Skip to Content

Putnam Schools Hit Centralized CTE Road Block

/ The Upper Cumberland's News Leader
Putnam Schools Hit Centralized CTE Road Block

A centralized countywide CTE space for Putnam County high schools hit a road block after officials found issues with the warehouse under consideration.

The school system is considering bringing together career and technical educational programs into one space to create more opportunities for all the county’s high school students.

Director Of Schools Corby King said the facility would likely need at least $6 million in upgrades to meet stiff building codes in place for educational facilities.

“We brought the architects in to look at it a little bit deeper, we realized that to bring that from a manufacturing facility to the codes that it would need for student occupancy to meet educational codes was going to be quite a bit more expensive than what we had realized,” King said.

Architect Kim Chamberlin told school board members during a Thursday work session the code issues included firewalls required for schools as well as the types of materials that can be used.

“When you come in, people look at our schools and they say ‘like it’s nothing but concrete block and concrete walls,’” King said. “So when we looked in this facility, there was a lot of wood office space and office areas and areas within the manufacturing part that we had hoped to be able to utilize as classroom areas.

King said leadership this week began considering expanding space at Cookeville High School or White Plains Academy to use for the career education facilities. The space at Cookeville High would be on the back PE Softball field. King said several acres exist at White Plains to expand. King said other schools could be considered, but transportation made something in Cookeville more sensible.

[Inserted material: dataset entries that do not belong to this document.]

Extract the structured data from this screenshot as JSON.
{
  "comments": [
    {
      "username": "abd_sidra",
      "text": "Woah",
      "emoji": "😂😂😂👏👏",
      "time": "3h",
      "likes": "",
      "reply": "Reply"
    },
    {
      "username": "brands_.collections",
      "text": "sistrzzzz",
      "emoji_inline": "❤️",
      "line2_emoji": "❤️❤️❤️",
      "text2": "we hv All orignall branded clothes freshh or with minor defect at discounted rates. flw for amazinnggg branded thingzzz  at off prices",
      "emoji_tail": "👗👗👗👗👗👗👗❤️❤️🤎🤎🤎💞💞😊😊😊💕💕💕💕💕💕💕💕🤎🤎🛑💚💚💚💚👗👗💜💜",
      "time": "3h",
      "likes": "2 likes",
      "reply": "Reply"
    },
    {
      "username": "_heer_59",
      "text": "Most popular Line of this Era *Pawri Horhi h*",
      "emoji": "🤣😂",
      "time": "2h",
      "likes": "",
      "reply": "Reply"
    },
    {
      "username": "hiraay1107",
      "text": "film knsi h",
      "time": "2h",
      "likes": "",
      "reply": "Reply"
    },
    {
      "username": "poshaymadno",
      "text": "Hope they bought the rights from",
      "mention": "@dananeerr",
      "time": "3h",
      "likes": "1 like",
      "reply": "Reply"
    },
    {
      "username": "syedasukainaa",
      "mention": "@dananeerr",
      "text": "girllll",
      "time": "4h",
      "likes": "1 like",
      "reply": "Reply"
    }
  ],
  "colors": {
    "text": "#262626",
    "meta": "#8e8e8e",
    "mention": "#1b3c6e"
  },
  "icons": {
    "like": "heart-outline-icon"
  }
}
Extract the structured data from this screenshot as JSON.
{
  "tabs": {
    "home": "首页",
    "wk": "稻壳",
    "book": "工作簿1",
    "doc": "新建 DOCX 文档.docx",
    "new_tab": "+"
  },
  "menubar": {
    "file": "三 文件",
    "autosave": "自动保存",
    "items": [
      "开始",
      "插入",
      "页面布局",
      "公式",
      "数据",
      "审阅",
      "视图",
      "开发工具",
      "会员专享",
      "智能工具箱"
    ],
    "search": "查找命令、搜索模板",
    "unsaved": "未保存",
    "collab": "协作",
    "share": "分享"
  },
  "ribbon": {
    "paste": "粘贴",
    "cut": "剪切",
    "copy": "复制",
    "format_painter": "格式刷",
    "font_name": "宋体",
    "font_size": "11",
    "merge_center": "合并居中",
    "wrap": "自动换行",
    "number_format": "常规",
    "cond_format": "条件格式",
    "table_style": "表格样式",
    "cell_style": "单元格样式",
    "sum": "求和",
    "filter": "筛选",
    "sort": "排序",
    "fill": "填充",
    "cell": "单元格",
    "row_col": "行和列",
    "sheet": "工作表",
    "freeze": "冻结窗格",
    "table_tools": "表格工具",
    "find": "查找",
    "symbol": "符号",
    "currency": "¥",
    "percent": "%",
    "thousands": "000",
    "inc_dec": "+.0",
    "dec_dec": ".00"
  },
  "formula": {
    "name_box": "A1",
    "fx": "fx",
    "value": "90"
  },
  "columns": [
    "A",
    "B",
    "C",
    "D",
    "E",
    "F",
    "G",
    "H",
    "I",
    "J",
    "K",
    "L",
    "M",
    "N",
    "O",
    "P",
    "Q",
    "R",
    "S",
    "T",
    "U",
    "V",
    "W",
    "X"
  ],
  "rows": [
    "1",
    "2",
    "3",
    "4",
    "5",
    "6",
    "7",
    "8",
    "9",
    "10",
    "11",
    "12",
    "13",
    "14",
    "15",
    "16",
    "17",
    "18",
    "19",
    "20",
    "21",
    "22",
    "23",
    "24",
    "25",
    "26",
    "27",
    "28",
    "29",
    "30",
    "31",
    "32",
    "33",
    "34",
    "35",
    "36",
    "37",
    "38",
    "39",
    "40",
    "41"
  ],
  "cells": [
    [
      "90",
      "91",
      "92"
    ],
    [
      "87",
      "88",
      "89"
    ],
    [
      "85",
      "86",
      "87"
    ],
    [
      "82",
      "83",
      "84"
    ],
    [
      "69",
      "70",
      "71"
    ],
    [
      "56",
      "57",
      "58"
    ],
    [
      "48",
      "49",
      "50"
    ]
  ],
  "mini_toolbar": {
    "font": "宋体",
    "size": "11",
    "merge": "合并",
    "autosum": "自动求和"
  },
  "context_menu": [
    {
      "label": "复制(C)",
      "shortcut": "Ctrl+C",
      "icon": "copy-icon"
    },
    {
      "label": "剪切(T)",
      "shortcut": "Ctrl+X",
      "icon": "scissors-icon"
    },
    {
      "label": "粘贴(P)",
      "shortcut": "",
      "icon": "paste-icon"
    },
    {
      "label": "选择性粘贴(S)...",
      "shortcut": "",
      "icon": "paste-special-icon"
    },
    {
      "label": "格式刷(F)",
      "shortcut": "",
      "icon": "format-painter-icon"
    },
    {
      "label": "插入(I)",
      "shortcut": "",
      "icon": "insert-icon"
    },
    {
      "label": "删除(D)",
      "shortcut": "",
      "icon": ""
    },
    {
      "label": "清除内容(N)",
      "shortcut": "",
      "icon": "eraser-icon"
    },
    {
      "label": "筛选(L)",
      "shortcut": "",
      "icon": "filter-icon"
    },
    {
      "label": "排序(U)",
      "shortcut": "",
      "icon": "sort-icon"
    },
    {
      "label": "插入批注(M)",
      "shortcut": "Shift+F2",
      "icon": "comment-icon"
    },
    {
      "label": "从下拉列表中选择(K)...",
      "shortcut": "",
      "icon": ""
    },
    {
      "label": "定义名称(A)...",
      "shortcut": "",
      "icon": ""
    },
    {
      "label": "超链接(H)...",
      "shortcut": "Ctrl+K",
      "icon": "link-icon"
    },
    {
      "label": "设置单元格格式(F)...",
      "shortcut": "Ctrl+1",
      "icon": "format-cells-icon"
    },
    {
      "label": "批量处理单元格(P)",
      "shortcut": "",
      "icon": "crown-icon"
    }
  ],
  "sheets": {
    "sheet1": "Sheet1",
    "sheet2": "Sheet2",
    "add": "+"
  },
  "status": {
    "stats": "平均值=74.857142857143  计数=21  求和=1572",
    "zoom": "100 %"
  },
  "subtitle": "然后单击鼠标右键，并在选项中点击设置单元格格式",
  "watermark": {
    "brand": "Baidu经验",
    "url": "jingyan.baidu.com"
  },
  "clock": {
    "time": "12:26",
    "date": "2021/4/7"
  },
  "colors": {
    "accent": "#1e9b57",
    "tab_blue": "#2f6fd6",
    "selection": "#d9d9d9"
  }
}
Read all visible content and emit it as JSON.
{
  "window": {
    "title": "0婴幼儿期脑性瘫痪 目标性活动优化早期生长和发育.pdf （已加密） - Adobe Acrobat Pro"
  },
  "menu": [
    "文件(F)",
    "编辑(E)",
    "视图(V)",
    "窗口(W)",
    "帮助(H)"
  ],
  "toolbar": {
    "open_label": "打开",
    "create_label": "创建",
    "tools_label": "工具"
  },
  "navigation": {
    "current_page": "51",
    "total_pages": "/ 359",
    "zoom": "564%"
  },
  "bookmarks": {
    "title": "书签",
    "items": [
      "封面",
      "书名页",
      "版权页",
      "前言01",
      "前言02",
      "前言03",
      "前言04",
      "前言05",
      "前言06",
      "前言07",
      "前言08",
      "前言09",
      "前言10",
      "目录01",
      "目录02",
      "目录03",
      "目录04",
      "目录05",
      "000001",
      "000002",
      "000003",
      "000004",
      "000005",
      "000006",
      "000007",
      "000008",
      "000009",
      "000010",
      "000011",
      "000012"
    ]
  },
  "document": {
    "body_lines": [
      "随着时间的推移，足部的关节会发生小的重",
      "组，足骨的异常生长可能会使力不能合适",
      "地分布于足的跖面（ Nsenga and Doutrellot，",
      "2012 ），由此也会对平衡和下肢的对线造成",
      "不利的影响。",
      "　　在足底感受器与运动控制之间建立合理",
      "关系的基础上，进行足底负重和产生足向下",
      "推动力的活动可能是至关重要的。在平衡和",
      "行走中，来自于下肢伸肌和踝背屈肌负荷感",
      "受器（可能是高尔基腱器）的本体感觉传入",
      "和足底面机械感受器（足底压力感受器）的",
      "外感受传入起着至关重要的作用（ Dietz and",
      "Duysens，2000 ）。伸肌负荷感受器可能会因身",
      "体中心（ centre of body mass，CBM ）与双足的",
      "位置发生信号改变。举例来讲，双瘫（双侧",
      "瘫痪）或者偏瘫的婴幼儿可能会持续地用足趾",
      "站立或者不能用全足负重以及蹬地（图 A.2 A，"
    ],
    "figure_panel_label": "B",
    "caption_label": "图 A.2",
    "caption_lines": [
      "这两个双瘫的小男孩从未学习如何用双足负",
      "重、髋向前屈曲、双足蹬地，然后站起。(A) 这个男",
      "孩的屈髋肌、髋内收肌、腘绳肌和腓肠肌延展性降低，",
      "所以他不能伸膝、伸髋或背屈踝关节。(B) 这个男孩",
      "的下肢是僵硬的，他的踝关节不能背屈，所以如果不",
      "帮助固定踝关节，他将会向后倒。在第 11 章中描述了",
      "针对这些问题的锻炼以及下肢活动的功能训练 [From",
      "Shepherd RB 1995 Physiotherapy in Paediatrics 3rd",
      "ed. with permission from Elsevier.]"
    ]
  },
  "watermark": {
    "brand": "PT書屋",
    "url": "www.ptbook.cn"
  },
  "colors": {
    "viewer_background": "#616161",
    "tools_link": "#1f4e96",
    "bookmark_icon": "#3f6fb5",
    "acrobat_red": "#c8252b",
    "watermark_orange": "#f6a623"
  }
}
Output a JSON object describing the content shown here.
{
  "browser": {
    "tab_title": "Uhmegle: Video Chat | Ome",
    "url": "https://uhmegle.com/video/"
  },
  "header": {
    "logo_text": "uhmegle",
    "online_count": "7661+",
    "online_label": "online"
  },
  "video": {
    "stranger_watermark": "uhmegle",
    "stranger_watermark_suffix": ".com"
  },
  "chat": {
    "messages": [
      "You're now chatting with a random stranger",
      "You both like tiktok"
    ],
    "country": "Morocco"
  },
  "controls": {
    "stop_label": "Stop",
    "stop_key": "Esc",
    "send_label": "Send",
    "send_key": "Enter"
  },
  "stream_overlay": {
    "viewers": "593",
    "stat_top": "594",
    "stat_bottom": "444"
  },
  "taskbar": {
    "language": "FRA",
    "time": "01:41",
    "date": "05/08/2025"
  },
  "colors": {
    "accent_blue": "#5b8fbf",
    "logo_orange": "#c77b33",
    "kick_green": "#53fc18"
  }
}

“Busing students, moving them to those facilities that are more centrally located, more efficient, less time involved in travel,” King said.

The school board first discussed the idea of a new CTE space at a January work session. The additional room would give students at all three schools better access to career education programs. Currently, Cookeville has more programs than Upperman or Monterey.

“It’s about providing equitable access for the programs, making sure that if we’re offering advanced manufacturing, engineering, logistics, health sciences at high school, I want to offer those to our Upperman and Monterey students as well,” King said.

The board also saw the centralized CTE facility as a way to expand high school capacity, potentially allowing the county to hold off on a new high school several more years.

King said a new round of COVID relief funds from the federal government could be used to fund the expansion. But time will be an issue. King said he expects the state will require plans for that third round of money by June.

“We’ll have around 16 million dollars that those type projects could fit so we’re not having to go to the county commission and ask them for 15, 16 million dollars to add on or build this new addition or this new facility,” King said.

The system wants about 20-30 thousand square feet to expand CTE programs. King said leadership has also discussed adding some 15-20 thousand square feet for the VITAL program.

School Board Chair Lynn McHenry said the space would be for programs, not classrooms.

King said additions to existing school facilities would make the most sense at this point. He said he believes the system would run into similar code challenges in existing warehouse or industrial space in the Cookeville area.

The school system was considering a 10-year lease on the warehouse at a cost of $1 million annually, which made fiscal sense. When you added the upgrades to the building, King said you would have spent $20 million and at the end of the lease, having nothing to show for it.


The post Putnam Schools Hit Centralized CTE Road Block appeared first on News Talk 94.1/AM 1600.